#### [Try it]
Copy the data precisely, character for character, and leave out every picture.

#### [Data supplied]
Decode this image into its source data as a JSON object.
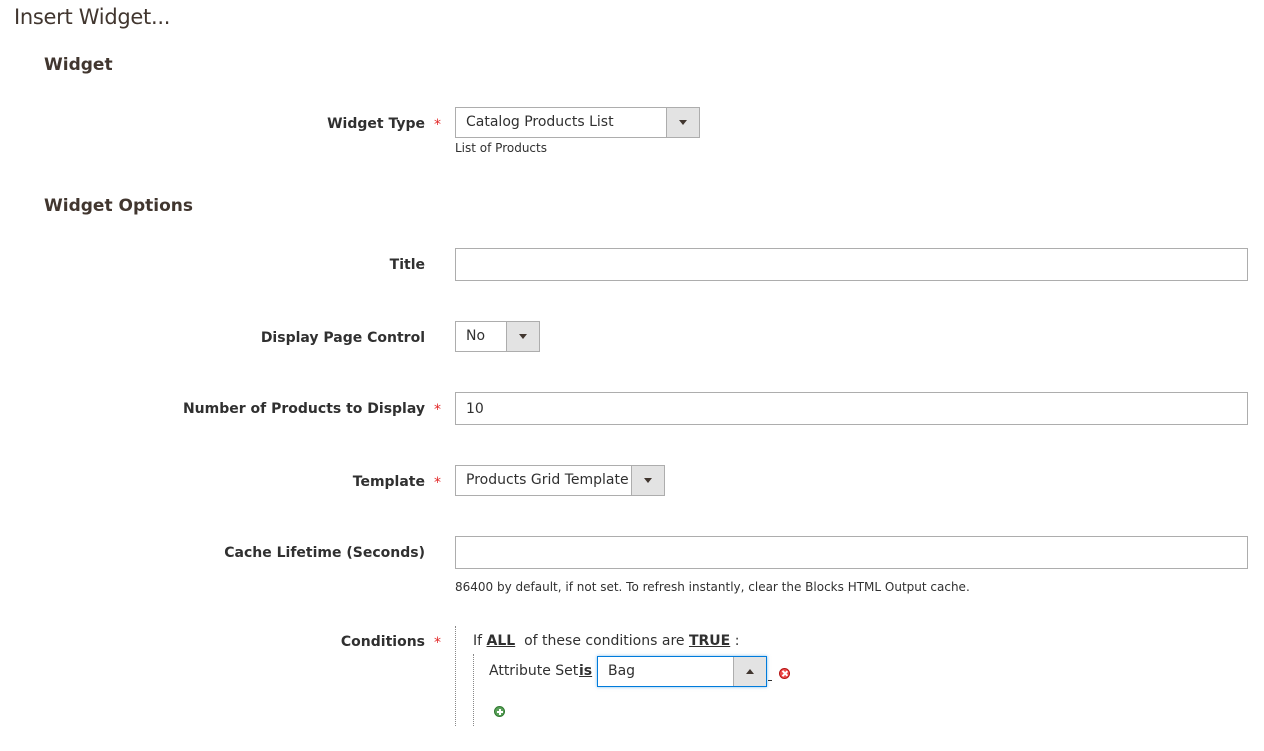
{
  "page": {
    "title": "Insert Widget..."
  },
  "sections": {
    "widget": "Widget",
    "widget_options": "Widget Options"
  },
  "fields": {
    "widget_type": {
      "label": "Widget Type",
      "required": "*",
      "value": "Catalog Products List",
      "note": "List of Products"
    },
    "title": {
      "label": "Title",
      "value": ""
    },
    "display_page_control": {
      "label": "Display Page Control",
      "value": "No"
    },
    "products_count": {
      "label": "Number of Products to Display",
      "required": "*",
      "value": "10"
    },
    "template": {
      "label": "Template",
      "required": "*",
      "value": "Products Grid Template"
    },
    "cache_lifetime": {
      "label": "Cache Lifetime (Seconds)",
      "value": "",
      "note": "86400 by default, if not set. To refresh instantly, clear the Blocks HTML Output cache."
    },
    "conditions": {
      "label": "Conditions",
      "required": "*",
      "prefix": "If",
      "aggregator": "ALL",
      "middle": "of these conditions are",
      "value": "TRUE",
      "suffix": ":",
      "rule": {
        "attribute": "Attribute Set",
        "operator": "is",
        "value": "Bag"
      }
    }
  },
  "icons": {
    "dropdown": "chevron-down-icon",
    "dropdown_open": "chevron-up-icon",
    "remove": "remove-condition-icon",
    "add": "add-condition-icon"
  },
  "colors": {
    "required": "#e22626",
    "focus": "#007bdb",
    "remove": "#ef4a4a",
    "add": "#5aa05a"
  }
}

#### [Exercise solution]
Decode this image into its source data as a JSON object.
{
  "page": {
    "title": "Insert Widget..."
  },
  "sections": {
    "widget": "Widget",
    "widget_options": "Widget Options"
  },
  "fields": {
    "widget_type": {
      "label": "Widget Type",
      "required": "*",
      "value": "Catalog Products List",
      "note": "List of Products"
    },
    "title": {
      "label": "Title",
      "value": ""
    },
    "display_page_control": {
      "label": "Display Page Control",
      "value": "No"
    },
    "products_count": {
      "label": "Number of Products to Display",
      "required": "*",
      "value": "10"
    },
    "template": {
      "label": "Template",
      "required": "*",
      "value": "Products Grid Template"
    },
    "cache_lifetime": {
      "label": "Cache Lifetime (Seconds)",
      "value": "",
      "note": "86400 by default, if not set. To refresh instantly, clear the Blocks HTML Output cache."
    },
    "conditions": {
      "label": "Conditions",
      "required": "*",
      "prefix": "If",
      "aggregator": "ALL",
      "middle": "of these conditions are",
      "value": "TRUE",
      "suffix": ":",
      "rule": {
        "attribute": "Attribute Set",
        "operator": "is",
        "value": "Bag"
      }
    }
  },
  "icons": {
    "dropdown": "chevron-down-icon",
    "dropdown_open": "chevron-up-icon",
    "remove": "remove-condition-icon",
    "add": "add-condition-icon"
  },
  "colors": {
    "required": "#e22626",
    "focus": "#007bdb",
    "remove": "#ef4a4a",
    "add": "#5aa05a"
  }
}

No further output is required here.